ARLINGTON, Va., June 18, 2010 — Unidentified remains of 14 fallen Air Force AC-130 gunship crewmembers were laid to rest at Arlington National Cemetery here yesterday, nearly 40 years after their aircraft was shot down over southern Laos.
Lt. Col. Henry P. Brauner, Lt. Col. Richard Castillo, Lt. Col. Irving B. Ramsower II, Lt. Col. Howard D. Stephenson, Maj. Curtis D. Miller, Maj. Barclay B. Young, Capt. Richard C. Halpin, Capt. Charles J. Wanzel III, Chief Master Sgt. Edwin J. Pearce, Senior Master Sgt. James K. Caniford, Senior Master Sgt. Robert E. Simmons, Senior Master Sgt. Edward D. Smith Jr., Master Sgt. Merlyn L. Paulson and Master Sgt. William A. Todd were honored in a group burial with full military honors in the cemetery’s Section 60.
The crew was killed in action March 29, 1972, in the midst of the Vietnam War.
Air Force Lt. Gen. Mark D. Shackelford presented an American flag to the families. Air Force Chaplain (Capt.) Anthony Wade and Rev. Martin McGill presided over the service.
Full military honors included a flag-draped casket and carrying team, a firing party, a band and bugler, a horse-drawn caisson and escorts from the Air Force Honor Guard. All 14 names will be included on the headstone.
Representatives from the families of 13 of the airmen attended the ceremony. Several members of Rolling Thunder, an advocacy group for the return of all prisoners of war and those missing in action, also attended the service.
Remains for Halpin, Wenzel, Caniford, Pearce, Simmons, Smith and Todd were positively identified and returned to their families.
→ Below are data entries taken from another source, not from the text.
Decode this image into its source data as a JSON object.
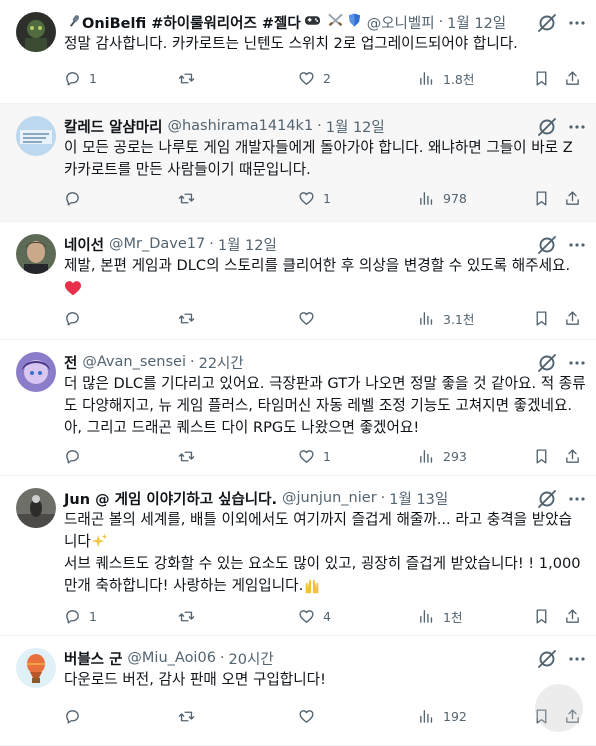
{
  "tweets": [
    {
      "display_name": "OniBelfi #하이룰워리어즈 #젤다",
      "handle": "@오니벨피",
      "time": "1월 12일",
      "lines": [
        "정말 감사합니다. 카카로트는 닌텐도 스위치 2로 업그레이드되어야 합니다."
      ],
      "replies": "1",
      "retweets": "",
      "likes": "2",
      "views": "1.8천"
    },
    {
      "display_name": "칼레드 알샴마리",
      "handle": "@hashirama1414k1",
      "time": "1월 12일",
      "lines": [
        "이 모든 공로는 나루토 게임 개발자들에게 돌아가야 합니다. 왜냐하면 그들이 바로 Z",
        "카카로트를 만든 사람들이기 때문입니다."
      ],
      "replies": "",
      "retweets": "",
      "likes": "1",
      "views": "978"
    },
    {
      "display_name": "네이선",
      "handle": "@Mr_Dave17",
      "time": "1월 12일",
      "lines": [
        "제발, 본편 게임과 DLC의 스토리를 클리어한 후 의상을 변경할 수 있도록 해주세요."
      ],
      "replies": "",
      "retweets": "",
      "likes": "",
      "views": "3.1천"
    },
    {
      "display_name": "전",
      "handle": "@Avan_sensei",
      "time": "22시간",
      "lines": [
        "더 많은 DLC를 기다리고 있어요. 극장판과 GT가 나오면 정말 좋을 것 같아요. 적 종류",
        "도 다양해지고, 뉴 게임 플러스, 타임머신 자동 레벨 조정 기능도 고쳐지면 좋겠네요.",
        "아, 그리고 드래곤 퀘스트 다이 RPG도 나왔으면 좋겠어요!"
      ],
      "replies": "",
      "retweets": "",
      "likes": "1",
      "views": "293"
    },
    {
      "display_name": "Jun @ 게임 이야기하고 싶습니다.",
      "handle": "@junjun_nier",
      "time": "1월 13일",
      "lines": [
        "드래곤 볼의 세계를, 배틀 이외에서도 여기까지 즐겁게 해줄까... 라고 충격을 받았습",
        "니다",
        "서브 퀘스트도 강화할 수 있는 요소도 많이 있고, 굉장히 즐겁게 받았습니다! ! 1,000",
        "만개 축하합니다! 사랑하는 게임입니다."
      ],
      "replies": "1",
      "retweets": "",
      "likes": "4",
      "views": "1천"
    },
    {
      "display_name": "버블스 군",
      "handle": "@Miu_Aoi06",
      "time": "20시간",
      "lines": [
        "다운로드 버전, 감사 판매 오면 구입합니다!"
      ],
      "replies": "",
      "retweets": "",
      "likes": "",
      "views": "192"
    }
  ],
  "colors": {
    "text": "#0f1419",
    "muted": "#536471",
    "divider": "#eff3f4",
    "heart": "#e8304a",
    "verified": "#1d9bf0"
  },
  "icons": {
    "reply": "reply-icon",
    "retweet": "retweet-icon",
    "like": "heart-icon",
    "views": "views-icon",
    "bookmark": "bookmark-icon",
    "share": "share-icon",
    "grok": "grok-icon",
    "more": "more-icon"
  }
}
Young and Caniford were buried here individually in 2008, said Kaitlin Horst, a spokeswoman for the cemetery.
The remaining seven airmen could not be identified, but are accounted for, Larry Greer, a spokesman for the Pentagon’s Joint Prisoners of War and Missing in Action Accounting Command, said in an interview today with American Forces Press Service.
Forensic anthropologists and scientists from the Defense Department are confident all 14 airmen were involved in the crash, Greer said. The scientists used identification tools, circumstantial evidence and DNA tests to match the crewmembers’ remains with their families, Greer said. Scientists also used dental comparisons to identify remains.
“All of these men have been accounted for, and the families have accepted the identification,” Greer said. “These final, full-honor services are to recognize the sacrifices that these men made and their families made, and all of us involved in this mission feel it an honor to bring closure to these families.”
The crew’s plane was shot down by a surface-to-air missile during an armed reconnaissance mission. Search and rescue efforts were hindered because of heavy enemy activity in the area and were stopped after only a few days, Greer said.
The first remains were recovered in 1986 by a joint U.S.-Laos team, Greer said. Recovered items included two identification tags, life support equipment and aircraft wreckage, he added.
Between 1986 and 1998, nine members of the aircrew were positively identified. Follow-on surveys and excavations in 2005 and 2006 found more remains, personal effects and other equipment, he said.
The remains of more than 900 servicemembers killed in the Vietnam War have been returned to their families since 1972. More than 1,700 remain unaccounted-for.
In the past year, the Joint Prisoners of War and Missing in Action Accounting Command has accounted for 98 servicemembers missing from the Korean War, Vietnam War and World War II. More than 80,000 servicemembers from the three wars remain unaccounted-for. Nearly 2,000 from the same wars have been accounted for and returned to their families.
U.S. Department of Defense
Office of the Assistant Secretary of Defense (Public Affairs)